§ **WHAT IS NEEDED**: Show the lines below that contain the string "JSON".

Dataset rows describing interfaces
+===+

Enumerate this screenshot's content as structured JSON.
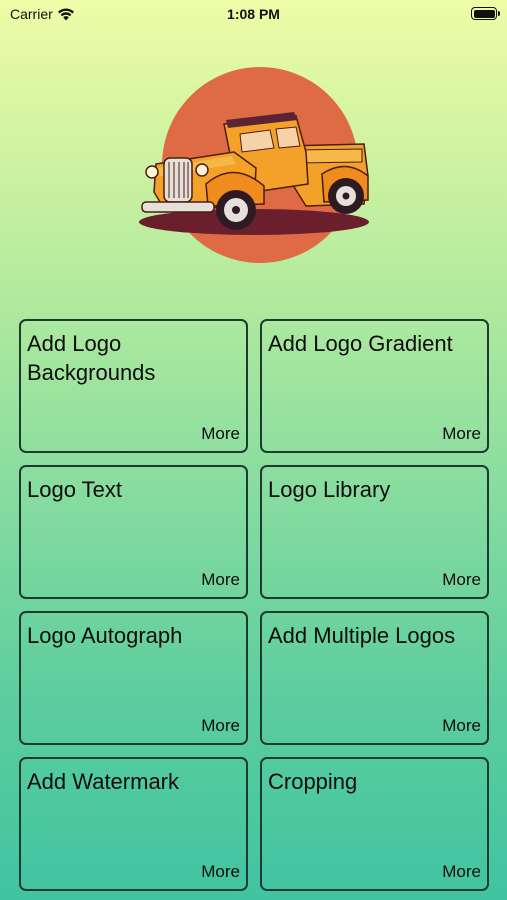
{
  "status_bar": {
    "carrier": "Carrier",
    "time": "1:08 PM",
    "icons": [
      "wifi-icon",
      "battery-icon"
    ]
  },
  "hero": {
    "image": "vintage-orange-pickup-truck-logo",
    "circle_color": "#df6b45",
    "truck_color": "#f4a12a"
  },
  "cards": [
    {
      "title": "Add Logo Backgrounds",
      "more": "More"
    },
    {
      "title": "Add Logo Gradient",
      "more": "More"
    },
    {
      "title": "Logo Text",
      "more": "More"
    },
    {
      "title": "Logo Library",
      "more": "More"
    },
    {
      "title": "Logo Autograph",
      "more": "More"
    },
    {
      "title": "Add Multiple Logos",
      "more": "More"
    },
    {
      "title": "Add Watermark",
      "more": "More"
    },
    {
      "title": "Cropping",
      "more": "More"
    }
  ],
  "colors": {
    "gradient_top": "#eefca7",
    "gradient_bottom": "#40c4a0",
    "card_border": "#1d3b30"
  }
}
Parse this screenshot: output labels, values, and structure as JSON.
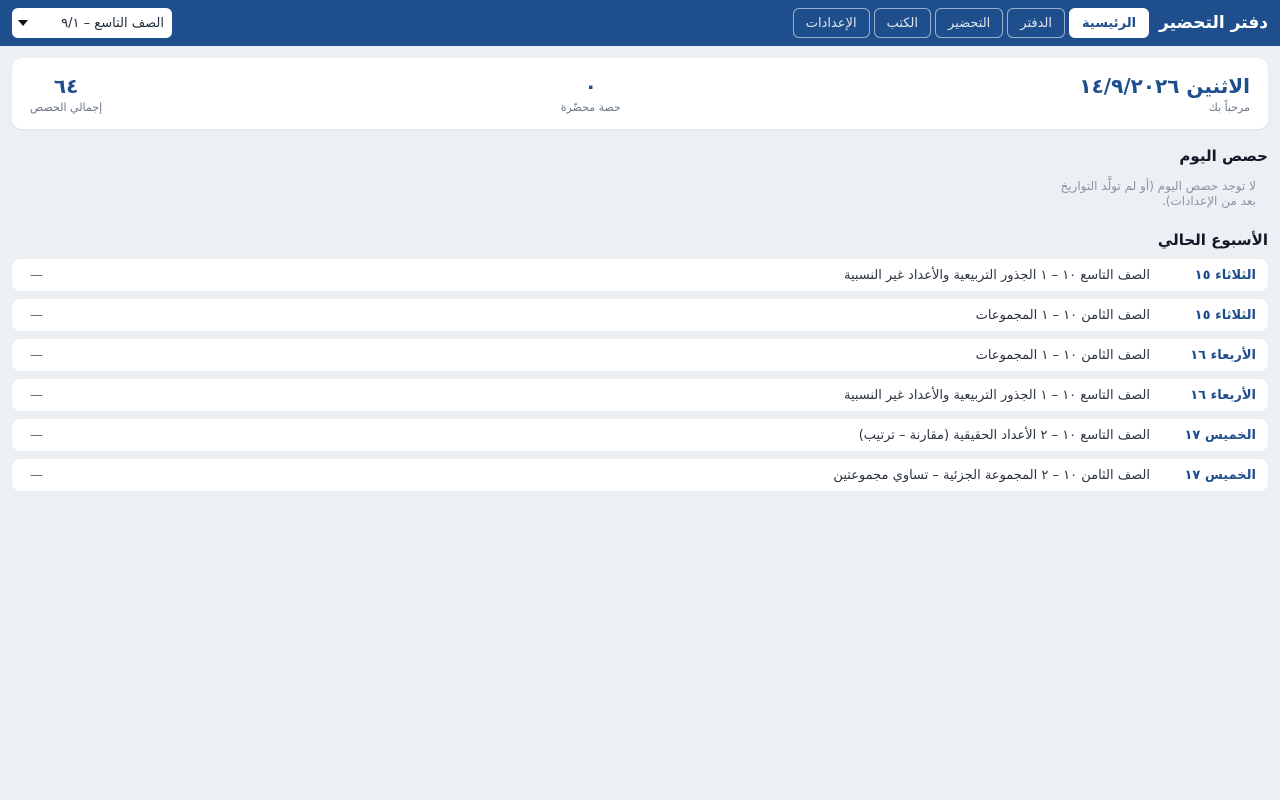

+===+

§ **WRITTEN ANSWER**:
Enumerate this screenshot's content as structured JSON.
Parse this screenshot: output labels, values, and structure as JSON.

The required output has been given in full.